▼▼▼

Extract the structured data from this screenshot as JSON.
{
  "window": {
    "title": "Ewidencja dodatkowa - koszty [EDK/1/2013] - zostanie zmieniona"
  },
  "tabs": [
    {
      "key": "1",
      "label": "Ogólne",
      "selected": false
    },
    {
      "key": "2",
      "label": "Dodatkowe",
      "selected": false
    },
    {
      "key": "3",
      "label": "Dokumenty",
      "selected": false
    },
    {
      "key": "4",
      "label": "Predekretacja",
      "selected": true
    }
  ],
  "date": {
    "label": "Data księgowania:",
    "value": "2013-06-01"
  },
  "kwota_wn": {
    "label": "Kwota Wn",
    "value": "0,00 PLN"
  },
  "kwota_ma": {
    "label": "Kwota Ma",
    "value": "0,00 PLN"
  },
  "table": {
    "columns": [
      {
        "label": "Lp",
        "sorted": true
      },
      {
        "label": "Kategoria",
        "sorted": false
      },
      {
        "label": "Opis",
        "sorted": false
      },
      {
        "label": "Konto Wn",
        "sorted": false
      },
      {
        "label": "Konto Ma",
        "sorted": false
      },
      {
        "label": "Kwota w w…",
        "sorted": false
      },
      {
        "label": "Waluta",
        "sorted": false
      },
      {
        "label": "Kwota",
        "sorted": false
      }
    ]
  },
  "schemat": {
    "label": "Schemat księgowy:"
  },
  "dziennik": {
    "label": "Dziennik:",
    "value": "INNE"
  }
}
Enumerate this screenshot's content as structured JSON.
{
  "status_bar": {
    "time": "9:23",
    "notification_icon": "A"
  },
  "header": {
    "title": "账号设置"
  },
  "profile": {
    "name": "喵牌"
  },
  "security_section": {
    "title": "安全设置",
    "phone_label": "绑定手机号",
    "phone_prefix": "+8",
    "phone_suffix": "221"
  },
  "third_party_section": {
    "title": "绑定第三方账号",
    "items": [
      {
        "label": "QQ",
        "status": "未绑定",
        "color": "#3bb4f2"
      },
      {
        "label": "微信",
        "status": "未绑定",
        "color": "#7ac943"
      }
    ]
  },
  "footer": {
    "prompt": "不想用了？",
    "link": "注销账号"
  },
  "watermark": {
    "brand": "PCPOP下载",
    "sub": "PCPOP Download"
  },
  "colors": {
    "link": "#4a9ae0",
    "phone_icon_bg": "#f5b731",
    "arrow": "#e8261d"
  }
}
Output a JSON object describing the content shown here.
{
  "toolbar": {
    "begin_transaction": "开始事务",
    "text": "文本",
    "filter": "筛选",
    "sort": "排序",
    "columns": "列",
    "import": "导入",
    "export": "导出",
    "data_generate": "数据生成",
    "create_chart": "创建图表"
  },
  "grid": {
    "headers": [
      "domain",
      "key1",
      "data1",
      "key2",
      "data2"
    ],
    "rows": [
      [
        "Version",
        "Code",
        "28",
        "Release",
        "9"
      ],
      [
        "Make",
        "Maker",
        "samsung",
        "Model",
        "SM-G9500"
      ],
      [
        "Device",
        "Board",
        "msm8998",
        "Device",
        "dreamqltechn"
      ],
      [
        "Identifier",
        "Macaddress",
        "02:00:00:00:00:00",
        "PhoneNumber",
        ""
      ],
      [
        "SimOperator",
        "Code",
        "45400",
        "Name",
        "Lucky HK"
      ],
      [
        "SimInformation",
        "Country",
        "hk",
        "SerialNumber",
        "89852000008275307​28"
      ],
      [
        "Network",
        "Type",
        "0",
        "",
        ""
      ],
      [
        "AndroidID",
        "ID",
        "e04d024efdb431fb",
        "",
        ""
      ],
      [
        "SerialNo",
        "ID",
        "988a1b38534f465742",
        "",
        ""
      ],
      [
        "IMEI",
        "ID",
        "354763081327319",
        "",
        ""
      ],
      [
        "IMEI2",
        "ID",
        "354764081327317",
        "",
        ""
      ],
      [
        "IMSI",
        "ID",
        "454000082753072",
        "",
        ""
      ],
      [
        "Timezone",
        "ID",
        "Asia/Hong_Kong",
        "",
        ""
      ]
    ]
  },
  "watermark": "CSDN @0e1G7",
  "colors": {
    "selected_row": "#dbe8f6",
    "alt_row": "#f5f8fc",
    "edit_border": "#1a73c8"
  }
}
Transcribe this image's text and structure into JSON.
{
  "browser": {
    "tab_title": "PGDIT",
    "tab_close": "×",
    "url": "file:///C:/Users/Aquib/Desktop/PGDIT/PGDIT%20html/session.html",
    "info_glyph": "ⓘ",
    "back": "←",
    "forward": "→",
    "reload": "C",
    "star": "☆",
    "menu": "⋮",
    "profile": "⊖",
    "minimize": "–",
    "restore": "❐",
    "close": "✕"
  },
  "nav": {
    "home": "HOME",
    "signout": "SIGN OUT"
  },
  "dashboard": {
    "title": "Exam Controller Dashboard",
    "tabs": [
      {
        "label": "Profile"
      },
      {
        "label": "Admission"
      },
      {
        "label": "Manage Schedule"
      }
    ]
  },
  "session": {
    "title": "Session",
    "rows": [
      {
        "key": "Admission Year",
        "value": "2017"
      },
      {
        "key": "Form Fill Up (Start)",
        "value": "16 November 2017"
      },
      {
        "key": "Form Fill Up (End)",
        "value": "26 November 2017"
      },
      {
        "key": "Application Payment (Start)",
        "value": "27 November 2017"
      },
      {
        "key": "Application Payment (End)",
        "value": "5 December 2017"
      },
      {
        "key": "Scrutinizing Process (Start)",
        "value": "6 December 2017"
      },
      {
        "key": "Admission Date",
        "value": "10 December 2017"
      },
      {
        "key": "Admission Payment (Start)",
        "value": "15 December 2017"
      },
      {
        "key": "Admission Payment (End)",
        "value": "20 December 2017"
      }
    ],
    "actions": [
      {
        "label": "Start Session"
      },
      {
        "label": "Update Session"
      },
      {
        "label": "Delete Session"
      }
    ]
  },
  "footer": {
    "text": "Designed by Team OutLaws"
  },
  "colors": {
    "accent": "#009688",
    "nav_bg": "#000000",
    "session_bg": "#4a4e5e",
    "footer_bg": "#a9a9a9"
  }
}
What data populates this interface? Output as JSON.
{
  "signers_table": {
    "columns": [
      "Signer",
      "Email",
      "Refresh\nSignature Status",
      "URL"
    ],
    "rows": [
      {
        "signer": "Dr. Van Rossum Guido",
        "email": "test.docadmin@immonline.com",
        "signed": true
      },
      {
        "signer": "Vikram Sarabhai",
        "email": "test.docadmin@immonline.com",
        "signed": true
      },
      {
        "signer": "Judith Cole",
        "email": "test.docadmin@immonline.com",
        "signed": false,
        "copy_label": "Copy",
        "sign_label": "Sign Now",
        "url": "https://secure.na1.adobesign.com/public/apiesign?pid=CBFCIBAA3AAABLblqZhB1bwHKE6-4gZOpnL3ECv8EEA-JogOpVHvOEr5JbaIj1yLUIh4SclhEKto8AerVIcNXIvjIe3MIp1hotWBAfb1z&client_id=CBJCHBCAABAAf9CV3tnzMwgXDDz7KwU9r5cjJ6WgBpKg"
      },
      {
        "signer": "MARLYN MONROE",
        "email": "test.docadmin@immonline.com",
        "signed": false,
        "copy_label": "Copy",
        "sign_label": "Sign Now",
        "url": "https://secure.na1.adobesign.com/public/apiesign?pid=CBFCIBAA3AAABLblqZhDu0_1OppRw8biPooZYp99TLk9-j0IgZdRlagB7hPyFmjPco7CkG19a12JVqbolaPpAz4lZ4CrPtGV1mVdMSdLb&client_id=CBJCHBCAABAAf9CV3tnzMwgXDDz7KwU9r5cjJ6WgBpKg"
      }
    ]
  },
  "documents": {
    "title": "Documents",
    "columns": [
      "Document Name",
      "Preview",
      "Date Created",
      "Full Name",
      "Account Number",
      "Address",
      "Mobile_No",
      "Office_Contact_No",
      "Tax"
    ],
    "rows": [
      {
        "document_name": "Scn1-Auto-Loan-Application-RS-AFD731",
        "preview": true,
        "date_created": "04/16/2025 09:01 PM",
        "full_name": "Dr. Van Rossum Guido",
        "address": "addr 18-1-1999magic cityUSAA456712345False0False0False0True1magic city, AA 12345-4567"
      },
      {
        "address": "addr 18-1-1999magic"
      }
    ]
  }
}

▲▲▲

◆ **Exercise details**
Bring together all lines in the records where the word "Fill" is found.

◆ **Task answer**
        "key": "Form Fill Up (Start)",
        "key": "Form Fill Up (End)",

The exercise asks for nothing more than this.